Minsk: Irreconcilable interpretations
The Kremlin sees these agreements as tools with which to break Ukraine’s sovereignty. It demands that Kyiv amend its constitution and devolve power to the DNR and the LNR. Equipped with ‘special status’, these regimes would be notionally reintegrated into Ukraine. In reality, they would remain largely outside Kyiv’s control and able to veto the direction of Ukrainian foreign policy.
By contrast, Ukraine sees the Agreements as a means to re-establish its sovereignty. This would entail a more limited devolution of power to the occupied regions, which would be clearly resubordinated to the central authorities in Kyiv following reintegration. Ukraine would be able to shape its internal and foreign policies as it chose.
These interpretations of the Minsk Agreements rest on incompatible versions of sovereignty. They cannot be reconciled. Ukraine is either sovereign (Ukraine’s version) or it is not (Russia’s version). Implementation of the Minsk Agreements means that either Ukraine’s version of sovereignty prevails, or Russia’s prevails.
Some like to think that there is a middle way to ‘Minsk implementation’. Revealingly, however, they avoid explaining what it would look like, particularly in regard to devolution. By implication, it would involve a transfer of power to the DNR and the LNR more extensive than what Ukraine wants and less extensive than what Russia wants.
Yet even if it could be made to happen, such a compromise could easily destabilize Ukraine, where opposition to anything like federalism is strong. Nor would a half-way fix satisfy Russia, which seeks far-reaching constitutional change to lock Ukraine in its sphere of influence.
Russia: New tactics, same objective
Given pause by Ukraine’s refusal to swallow this modern-day version of the Brezhnev Doctrine of ‘limited sovereignty’(opens in new window), Russian policymakers have changed tack. They no longer expect Ukraine to surrender soon, unlike in the spring of 2014, when parts of the Ukrainian state seemed to be disintegrating. Forcing Ukraine to capitulate, they have concluded, will take longer than they thought.
Yet their view of Ukraine is fundamentally unchanged. For them, it is still not a sovereign country. It has not collapsed because the West, led by the US, is propping it up. Breaking this link is therefore key.
Hence unceasing Russian pressure – low-intensity war, economic sanctions, information warfare, meddling in Ukraine’s domestic politics. By keeping Ukraine divided and off-balance, these blows are intended to convince Western capitals that it is hopelessly dysfunctional. Eventually, the Kremlin calculates, Western leaders will throw in the towel. Ukraine will at last come to its senses and give Russia what it wants.

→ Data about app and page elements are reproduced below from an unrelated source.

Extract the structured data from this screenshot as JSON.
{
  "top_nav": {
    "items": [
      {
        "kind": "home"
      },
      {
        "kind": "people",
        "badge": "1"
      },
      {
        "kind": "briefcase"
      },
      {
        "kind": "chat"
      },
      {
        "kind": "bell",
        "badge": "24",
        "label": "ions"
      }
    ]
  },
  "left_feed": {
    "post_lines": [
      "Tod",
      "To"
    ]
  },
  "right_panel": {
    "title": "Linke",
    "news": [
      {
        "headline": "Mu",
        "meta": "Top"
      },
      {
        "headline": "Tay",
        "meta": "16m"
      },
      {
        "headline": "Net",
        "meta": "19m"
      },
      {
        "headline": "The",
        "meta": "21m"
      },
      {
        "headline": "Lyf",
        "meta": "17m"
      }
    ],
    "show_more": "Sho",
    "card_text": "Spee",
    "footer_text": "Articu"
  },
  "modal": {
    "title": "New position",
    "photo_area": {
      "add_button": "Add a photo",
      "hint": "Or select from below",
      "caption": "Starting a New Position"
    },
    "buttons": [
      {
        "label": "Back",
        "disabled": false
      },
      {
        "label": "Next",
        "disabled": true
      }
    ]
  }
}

This is delusional. No Ukrainian leader could give Russia what it wants. Merely seeming to countenance the extreme variant of devolution envisaged by the Kremlin would probably be political suicide. Yet Russia’s leaders still seem to believe that they can grind Ukraine down and compel it to accept their interpretation of Minsk.

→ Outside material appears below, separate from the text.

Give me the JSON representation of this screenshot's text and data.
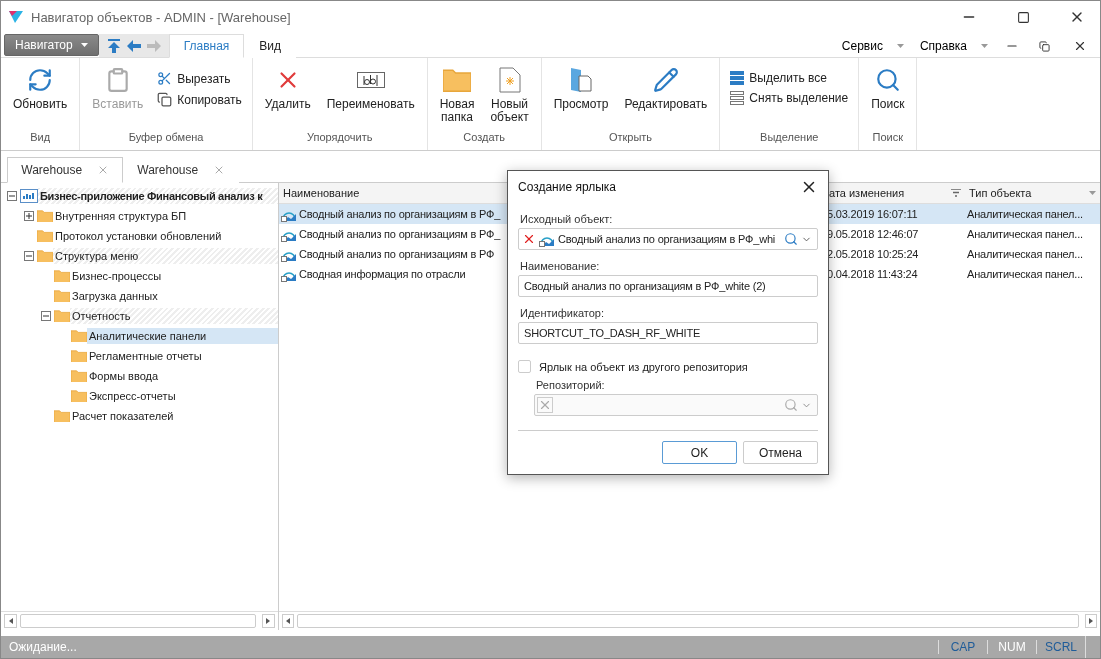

Western governments should draw two conclusions. First, they should understand ‘Minsk implementation’ as the unequivocal defence of Ukraine’s sovereignty – meaning implementation of Ukraine’s interpretation of the Minsk Agreements. Western governments should avoid pressing Ukraine to make concessions to Russia over ‘special status’ for the occupied regions. Doing so would risk salami-slicing Ukraine’s sovereignty, destabilizing the authorities in Kyiv and encouraging Russia to demand even more.
Second, such a stance would entail a long-term stand-off with Russia over Ukraine. This would last until Russia’s leaders accepted Ukraine as a sovereign country. That is unlikely to happen for years if not decades. Until then, Western governments should focus on helping Ukraine to build a resilient, modern country – capable, among other things, of withstanding the Kremlin’s efforts to bludgeon Ukrainians into acknowledging that they and Russians are, as Putin maintains, ‘one people’.